▸ Required work
From the entries below, list each line with "Lean".

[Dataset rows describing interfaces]

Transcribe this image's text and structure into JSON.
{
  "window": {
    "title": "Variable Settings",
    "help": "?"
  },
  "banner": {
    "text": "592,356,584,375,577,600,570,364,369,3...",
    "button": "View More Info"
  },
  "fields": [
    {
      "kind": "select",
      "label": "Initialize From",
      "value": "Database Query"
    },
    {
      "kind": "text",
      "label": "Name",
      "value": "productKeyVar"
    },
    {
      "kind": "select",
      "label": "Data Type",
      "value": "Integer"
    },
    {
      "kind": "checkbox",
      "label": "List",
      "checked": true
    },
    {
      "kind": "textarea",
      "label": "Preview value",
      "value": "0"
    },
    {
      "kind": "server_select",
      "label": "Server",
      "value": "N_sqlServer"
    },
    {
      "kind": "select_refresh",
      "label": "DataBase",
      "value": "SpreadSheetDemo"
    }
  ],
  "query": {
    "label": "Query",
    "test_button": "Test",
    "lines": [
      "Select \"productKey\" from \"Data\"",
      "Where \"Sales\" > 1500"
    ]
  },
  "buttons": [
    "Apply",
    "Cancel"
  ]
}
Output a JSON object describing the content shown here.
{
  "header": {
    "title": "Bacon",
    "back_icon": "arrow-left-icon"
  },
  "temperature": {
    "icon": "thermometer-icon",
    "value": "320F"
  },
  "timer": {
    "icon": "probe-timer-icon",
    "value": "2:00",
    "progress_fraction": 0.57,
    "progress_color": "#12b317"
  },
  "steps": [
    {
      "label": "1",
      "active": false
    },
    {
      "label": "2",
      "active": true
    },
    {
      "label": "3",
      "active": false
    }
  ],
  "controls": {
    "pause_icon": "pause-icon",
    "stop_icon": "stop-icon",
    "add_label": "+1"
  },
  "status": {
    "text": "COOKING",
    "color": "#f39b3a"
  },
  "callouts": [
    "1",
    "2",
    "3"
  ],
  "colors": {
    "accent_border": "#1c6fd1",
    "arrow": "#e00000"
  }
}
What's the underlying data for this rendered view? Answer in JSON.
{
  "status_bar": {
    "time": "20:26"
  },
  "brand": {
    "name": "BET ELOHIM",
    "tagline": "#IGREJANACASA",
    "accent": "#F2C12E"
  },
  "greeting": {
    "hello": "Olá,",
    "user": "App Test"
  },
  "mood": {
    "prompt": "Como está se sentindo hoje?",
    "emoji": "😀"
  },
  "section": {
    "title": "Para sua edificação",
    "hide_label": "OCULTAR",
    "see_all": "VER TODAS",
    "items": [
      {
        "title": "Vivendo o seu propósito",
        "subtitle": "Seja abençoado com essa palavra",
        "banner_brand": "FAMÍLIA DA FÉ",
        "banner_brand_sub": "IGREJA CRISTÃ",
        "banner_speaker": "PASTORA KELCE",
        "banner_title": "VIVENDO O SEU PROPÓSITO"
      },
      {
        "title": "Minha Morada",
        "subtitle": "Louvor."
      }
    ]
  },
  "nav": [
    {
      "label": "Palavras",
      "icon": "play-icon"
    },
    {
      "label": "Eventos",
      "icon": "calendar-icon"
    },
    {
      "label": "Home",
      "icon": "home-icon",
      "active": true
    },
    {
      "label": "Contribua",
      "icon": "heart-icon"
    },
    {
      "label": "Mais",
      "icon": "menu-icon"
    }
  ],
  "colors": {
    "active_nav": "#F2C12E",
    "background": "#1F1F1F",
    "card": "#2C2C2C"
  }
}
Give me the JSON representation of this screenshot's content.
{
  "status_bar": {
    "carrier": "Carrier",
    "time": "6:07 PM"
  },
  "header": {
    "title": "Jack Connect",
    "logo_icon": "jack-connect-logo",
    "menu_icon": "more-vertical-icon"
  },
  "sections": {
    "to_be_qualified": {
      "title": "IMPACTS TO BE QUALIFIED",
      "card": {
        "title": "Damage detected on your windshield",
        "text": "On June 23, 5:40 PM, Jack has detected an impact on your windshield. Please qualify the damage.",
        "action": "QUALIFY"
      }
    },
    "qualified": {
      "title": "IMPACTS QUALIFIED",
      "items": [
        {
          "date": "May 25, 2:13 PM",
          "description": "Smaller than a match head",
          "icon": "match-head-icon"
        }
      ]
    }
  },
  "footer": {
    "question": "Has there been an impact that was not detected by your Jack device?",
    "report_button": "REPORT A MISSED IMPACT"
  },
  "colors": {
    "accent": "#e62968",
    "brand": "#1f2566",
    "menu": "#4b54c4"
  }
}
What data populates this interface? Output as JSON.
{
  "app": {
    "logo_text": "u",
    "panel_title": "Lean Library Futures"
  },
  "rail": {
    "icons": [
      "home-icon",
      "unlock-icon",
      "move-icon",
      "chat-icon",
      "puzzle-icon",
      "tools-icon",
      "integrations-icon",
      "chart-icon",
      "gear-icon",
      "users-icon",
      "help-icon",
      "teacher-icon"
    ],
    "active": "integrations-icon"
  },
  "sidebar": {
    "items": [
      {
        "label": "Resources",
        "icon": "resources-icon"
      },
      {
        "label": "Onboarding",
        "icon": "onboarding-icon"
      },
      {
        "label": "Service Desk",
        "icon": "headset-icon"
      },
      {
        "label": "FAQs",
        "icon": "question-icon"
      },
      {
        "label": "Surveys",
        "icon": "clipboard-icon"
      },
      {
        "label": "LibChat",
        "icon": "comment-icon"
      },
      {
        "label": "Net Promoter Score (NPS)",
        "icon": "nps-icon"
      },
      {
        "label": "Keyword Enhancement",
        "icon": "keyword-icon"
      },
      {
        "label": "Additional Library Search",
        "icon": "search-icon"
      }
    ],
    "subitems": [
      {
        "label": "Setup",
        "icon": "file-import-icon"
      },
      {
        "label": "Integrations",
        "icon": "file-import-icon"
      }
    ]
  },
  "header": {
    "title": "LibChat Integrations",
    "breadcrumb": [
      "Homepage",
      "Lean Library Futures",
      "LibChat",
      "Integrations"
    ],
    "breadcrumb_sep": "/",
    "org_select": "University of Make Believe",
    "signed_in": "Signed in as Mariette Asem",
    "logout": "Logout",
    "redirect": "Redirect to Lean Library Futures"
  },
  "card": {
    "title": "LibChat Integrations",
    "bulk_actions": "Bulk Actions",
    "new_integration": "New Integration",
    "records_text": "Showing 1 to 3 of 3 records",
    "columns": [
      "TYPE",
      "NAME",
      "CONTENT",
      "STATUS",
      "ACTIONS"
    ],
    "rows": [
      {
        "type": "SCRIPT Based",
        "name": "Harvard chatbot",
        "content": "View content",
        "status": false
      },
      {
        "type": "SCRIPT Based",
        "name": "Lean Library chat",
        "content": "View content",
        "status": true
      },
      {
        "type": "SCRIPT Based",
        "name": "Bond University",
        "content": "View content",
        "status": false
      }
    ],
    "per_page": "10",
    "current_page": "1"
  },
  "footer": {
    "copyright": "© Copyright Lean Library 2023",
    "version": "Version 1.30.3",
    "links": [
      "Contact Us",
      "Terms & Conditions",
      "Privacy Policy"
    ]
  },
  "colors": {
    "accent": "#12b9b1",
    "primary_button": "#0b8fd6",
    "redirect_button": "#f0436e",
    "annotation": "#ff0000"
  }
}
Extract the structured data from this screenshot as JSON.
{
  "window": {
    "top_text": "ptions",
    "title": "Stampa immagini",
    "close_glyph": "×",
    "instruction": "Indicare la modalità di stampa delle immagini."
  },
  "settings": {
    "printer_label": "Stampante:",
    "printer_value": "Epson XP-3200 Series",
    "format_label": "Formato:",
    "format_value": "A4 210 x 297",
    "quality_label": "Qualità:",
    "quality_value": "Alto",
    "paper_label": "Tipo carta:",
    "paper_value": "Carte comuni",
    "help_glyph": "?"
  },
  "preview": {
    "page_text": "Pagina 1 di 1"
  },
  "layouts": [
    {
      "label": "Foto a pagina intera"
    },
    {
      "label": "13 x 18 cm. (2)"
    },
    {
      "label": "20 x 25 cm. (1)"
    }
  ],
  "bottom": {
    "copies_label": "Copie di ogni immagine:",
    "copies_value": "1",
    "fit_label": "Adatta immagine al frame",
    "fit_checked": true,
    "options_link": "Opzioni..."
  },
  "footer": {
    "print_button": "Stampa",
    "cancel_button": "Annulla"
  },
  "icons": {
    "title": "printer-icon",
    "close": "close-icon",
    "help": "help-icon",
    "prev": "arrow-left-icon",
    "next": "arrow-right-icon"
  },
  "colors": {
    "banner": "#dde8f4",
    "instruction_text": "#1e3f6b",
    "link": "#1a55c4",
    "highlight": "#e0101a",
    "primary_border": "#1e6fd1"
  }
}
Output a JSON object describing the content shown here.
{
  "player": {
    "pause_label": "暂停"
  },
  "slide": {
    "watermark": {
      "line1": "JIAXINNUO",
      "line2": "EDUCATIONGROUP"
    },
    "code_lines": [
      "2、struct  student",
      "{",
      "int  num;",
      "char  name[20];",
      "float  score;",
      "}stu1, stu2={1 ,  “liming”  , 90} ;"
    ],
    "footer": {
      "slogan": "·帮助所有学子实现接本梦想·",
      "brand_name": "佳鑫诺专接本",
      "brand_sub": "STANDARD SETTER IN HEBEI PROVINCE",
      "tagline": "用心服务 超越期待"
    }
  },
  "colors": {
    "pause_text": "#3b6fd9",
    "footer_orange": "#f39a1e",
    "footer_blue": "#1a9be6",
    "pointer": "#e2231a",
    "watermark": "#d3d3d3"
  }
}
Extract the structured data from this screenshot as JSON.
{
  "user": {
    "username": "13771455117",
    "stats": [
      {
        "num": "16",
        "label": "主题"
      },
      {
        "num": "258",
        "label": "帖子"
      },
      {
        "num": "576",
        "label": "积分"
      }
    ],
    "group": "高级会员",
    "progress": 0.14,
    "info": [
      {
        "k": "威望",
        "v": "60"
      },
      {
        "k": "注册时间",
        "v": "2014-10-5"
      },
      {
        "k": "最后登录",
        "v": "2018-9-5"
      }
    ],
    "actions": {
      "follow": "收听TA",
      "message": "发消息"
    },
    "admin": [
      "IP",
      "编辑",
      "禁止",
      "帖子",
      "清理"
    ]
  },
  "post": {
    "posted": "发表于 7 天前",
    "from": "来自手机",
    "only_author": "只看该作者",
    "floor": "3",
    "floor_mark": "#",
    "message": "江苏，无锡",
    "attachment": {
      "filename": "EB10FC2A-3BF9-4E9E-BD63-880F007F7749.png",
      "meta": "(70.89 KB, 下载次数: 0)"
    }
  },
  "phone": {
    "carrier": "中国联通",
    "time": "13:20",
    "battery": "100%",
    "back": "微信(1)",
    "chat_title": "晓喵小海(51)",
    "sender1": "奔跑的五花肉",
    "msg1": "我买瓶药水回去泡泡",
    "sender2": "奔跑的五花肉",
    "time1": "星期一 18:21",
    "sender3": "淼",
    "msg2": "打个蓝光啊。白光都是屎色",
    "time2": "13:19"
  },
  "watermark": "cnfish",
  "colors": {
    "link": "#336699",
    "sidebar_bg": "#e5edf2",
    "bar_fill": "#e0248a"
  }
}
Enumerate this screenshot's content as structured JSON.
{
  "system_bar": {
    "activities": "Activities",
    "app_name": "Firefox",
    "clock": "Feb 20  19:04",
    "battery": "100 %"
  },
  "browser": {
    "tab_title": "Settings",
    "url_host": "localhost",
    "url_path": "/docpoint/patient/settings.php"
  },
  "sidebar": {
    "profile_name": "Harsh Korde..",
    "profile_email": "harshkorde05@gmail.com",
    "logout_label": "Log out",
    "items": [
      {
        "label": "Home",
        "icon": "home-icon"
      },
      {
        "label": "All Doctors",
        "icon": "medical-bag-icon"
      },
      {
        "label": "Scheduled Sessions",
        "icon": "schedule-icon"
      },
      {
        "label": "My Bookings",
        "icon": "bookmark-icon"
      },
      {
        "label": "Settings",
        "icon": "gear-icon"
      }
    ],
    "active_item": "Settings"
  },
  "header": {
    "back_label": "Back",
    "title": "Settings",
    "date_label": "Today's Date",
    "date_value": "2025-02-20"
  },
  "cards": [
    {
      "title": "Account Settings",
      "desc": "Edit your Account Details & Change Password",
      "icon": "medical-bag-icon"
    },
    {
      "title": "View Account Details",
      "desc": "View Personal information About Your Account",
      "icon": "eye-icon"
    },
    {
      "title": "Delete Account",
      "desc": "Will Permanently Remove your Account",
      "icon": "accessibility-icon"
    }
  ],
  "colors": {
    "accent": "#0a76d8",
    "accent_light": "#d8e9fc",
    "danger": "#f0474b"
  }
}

▸ Exercise result
    "panel_title": "Lean Library Futures"
      "Lean Library Futures",
    "redirect": "Redirect to Lean Library Futures"
        "name": "Lean Library chat",
    "copyright": "© Copyright Lean Library 2023",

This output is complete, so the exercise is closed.